Write each record again exactly as it stands.

BEGIN

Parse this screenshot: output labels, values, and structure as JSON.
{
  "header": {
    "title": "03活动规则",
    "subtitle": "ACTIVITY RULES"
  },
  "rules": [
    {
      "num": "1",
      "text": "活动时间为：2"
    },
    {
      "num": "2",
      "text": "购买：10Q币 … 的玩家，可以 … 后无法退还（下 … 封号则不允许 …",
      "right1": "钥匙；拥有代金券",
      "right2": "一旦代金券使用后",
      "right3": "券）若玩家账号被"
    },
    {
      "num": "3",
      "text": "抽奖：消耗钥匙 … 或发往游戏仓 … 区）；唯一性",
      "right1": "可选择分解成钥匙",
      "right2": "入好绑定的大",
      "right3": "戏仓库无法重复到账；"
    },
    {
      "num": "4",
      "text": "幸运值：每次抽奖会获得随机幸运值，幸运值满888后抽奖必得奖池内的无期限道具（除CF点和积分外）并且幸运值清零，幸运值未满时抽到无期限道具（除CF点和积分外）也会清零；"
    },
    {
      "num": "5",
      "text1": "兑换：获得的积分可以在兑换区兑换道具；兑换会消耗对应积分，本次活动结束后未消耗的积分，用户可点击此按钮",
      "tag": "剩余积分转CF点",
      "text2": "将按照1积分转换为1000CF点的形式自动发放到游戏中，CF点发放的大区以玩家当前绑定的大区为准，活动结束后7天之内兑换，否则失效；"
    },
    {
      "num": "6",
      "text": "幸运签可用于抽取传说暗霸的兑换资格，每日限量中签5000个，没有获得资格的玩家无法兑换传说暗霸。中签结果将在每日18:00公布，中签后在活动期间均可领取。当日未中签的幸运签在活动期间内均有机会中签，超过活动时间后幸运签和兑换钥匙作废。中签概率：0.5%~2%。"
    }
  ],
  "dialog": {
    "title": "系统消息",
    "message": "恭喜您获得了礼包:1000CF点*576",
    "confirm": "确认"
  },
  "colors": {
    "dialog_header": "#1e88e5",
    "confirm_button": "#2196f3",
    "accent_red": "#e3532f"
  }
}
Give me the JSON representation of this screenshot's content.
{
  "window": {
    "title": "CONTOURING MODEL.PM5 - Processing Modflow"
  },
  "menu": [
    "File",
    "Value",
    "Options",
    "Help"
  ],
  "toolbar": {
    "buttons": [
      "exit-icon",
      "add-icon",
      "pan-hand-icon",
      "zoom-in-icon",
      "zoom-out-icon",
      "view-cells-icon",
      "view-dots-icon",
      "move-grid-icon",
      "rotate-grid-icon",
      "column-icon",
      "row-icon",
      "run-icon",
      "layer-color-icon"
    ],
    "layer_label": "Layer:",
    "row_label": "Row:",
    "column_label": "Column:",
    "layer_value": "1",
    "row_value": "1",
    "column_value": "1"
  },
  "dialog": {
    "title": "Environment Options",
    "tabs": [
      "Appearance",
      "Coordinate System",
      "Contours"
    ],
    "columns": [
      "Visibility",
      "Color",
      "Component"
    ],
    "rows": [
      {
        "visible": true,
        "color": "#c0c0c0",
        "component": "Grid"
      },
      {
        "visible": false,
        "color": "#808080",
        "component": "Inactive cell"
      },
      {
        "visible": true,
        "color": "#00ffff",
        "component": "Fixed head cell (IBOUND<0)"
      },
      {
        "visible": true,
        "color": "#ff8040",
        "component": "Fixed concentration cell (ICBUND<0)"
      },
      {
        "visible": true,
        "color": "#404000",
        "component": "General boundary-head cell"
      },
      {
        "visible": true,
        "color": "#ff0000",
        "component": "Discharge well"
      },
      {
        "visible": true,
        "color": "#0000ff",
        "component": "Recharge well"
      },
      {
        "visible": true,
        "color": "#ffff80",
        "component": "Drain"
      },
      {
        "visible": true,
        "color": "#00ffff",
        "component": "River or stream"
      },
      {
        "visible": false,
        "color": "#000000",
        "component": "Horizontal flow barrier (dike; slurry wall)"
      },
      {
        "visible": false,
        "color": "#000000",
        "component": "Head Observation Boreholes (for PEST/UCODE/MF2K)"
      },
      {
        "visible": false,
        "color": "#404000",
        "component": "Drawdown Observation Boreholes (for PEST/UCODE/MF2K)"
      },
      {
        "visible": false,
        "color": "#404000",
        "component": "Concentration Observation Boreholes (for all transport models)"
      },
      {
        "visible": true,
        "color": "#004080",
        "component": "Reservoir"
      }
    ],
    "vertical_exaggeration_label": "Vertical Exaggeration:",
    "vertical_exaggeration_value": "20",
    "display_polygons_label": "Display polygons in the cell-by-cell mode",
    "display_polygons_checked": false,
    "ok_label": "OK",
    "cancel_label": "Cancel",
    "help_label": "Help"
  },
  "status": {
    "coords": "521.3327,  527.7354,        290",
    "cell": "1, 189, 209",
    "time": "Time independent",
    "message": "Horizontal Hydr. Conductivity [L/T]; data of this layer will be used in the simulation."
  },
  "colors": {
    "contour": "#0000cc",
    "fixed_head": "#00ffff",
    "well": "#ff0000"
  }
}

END

▸ WRITTEN SOLUTION
Parse this screenshot: output labels, values, and structure as JSON.
{
  "header": {
    "title": "03活动规则",
    "subtitle": "ACTIVITY RULES"
  },
  "rules": [
    {
      "num": "1",
      "text": "活动时间为：2"
    },
    {
      "num": "2",
      "text": "购买：10Q币 … 的玩家，可以 … 后无法退还（下 … 封号则不允许 …",
      "right1": "钥匙；拥有代金券",
      "right2": "一旦代金券使用后",
      "right3": "券）若玩家账号被"
    },
    {
      "num": "3",
      "text": "抽奖：消耗钥匙 … 或发往游戏仓 … 区）；唯一性",
      "right1": "可选择分解成钥匙",
      "right2": "入好绑定的大",
      "right3": "戏仓库无法重复到账；"
    },
    {
      "num": "4",
      "text": "幸运值：每次抽奖会获得随机幸运值，幸运值满888后抽奖必得奖池内的无期限道具（除CF点和积分外）并且幸运值清零，幸运值未满时抽到无期限道具（除CF点和积分外）也会清零；"
    },
    {
      "num": "5",
      "text1": "兑换：获得的积分可以在兑换区兑换道具；兑换会消耗对应积分，本次活动结束后未消耗的积分，用户可点击此按钮",
      "tag": "剩余积分转CF点",
      "text2": "将按照1积分转换为1000CF点的形式自动发放到游戏中，CF点发放的大区以玩家当前绑定的大区为准，活动结束后7天之内兑换，否则失效；"
    },
    {
      "num": "6",
      "text": "幸运签可用于抽取传说暗霸的兑换资格，每日限量中签5000个，没有获得资格的玩家无法兑换传说暗霸。中签结果将在每日18:00公布，中签后在活动期间均可领取。当日未中签的幸运签在活动期间内均有机会中签，超过活动时间后幸运签和兑换钥匙作废。中签概率：0.5%~2%。"
    }
  ],
  "dialog": {
    "title": "系统消息",
    "message": "恭喜您获得了礼包:1000CF点*576",
    "confirm": "确认"
  },
  "colors": {
    "dialog_header": "#1e88e5",
    "confirm_button": "#2196f3",
    "accent_red": "#e3532f"
  }
}
Give me the JSON representation of this screenshot's content.
{
  "window": {
    "title": "CONTOURING MODEL.PM5 - Processing Modflow"
  },
  "menu": [
    "File",
    "Value",
    "Options",
    "Help"
  ],
  "toolbar": {
    "buttons": [
      "exit-icon",
      "add-icon",
      "pan-hand-icon",
      "zoom-in-icon",
      "zoom-out-icon",
      "view-cells-icon",
      "view-dots-icon",
      "move-grid-icon",
      "rotate-grid-icon",
      "column-icon",
      "row-icon",
      "run-icon",
      "layer-color-icon"
    ],
    "layer_label": "Layer:",
    "row_label": "Row:",
    "column_label": "Column:",
    "layer_value": "1",
    "row_value": "1",
    "column_value": "1"
  },
  "dialog": {
    "title": "Environment Options",
    "tabs": [
      "Appearance",
      "Coordinate System",
      "Contours"
    ],
    "columns": [
      "Visibility",
      "Color",
      "Component"
    ],
    "rows": [
      {
        "visible": true,
        "color": "#c0c0c0",
        "component": "Grid"
      },
      {
        "visible": false,
        "color": "#808080",
        "component": "Inactive cell"
      },
      {
        "visible": true,
        "color": "#00ffff",
        "component": "Fixed head cell (IBOUND<0)"
      },
      {
        "visible": true,
        "color": "#ff8040",
        "component": "Fixed concentration cell (ICBUND<0)"
      },
      {
        "visible": true,
        "color": "#404000",
        "component": "General boundary-head cell"
      },
      {
        "visible": true,
        "color": "#ff0000",
        "component": "Discharge well"
      },
      {
        "visible": true,
        "color": "#0000ff",
        "component": "Recharge well"
      },
      {
        "visible": true,
        "color": "#ffff80",
        "component": "Drain"
      },
      {
        "visible": true,
        "color": "#00ffff",
        "component": "River or stream"
      },
      {
        "visible": false,
        "color": "#000000",
        "component": "Horizontal flow barrier (dike; slurry wall)"
      },
      {
        "visible": false,
        "color": "#000000",
        "component": "Head Observation Boreholes (for PEST/UCODE/MF2K)"
      },
      {
        "visible": false,
        "color": "#404000",
        "component": "Drawdown Observation Boreholes (for PEST/UCODE/MF2K)"
      },
      {
        "visible": false,
        "color": "#404000",
        "component": "Concentration Observation Boreholes (for all transport models)"
      },
      {
        "visible": true,
        "color": "#004080",
        "component": "Reservoir"
      }
    ],
    "vertical_exaggeration_label": "Vertical Exaggeration:",
    "vertical_exaggeration_value": "20",
    "display_polygons_label": "Display polygons in the cell-by-cell mode",
    "display_polygons_checked": false,
    "ok_label": "OK",
    "cancel_label": "Cancel",
    "help_label": "Help"
  },
  "status": {
    "coords": "521.3327,  527.7354,        290",
    "cell": "1, 189, 209",
    "time": "Time independent",
    "message": "Horizontal Hydr. Conductivity [L/T]; data of this layer will be used in the simulation."
  },
  "colors": {
    "contour": "#0000cc",
    "fixed_head": "#00ffff",
    "well": "#ff0000"
  }
}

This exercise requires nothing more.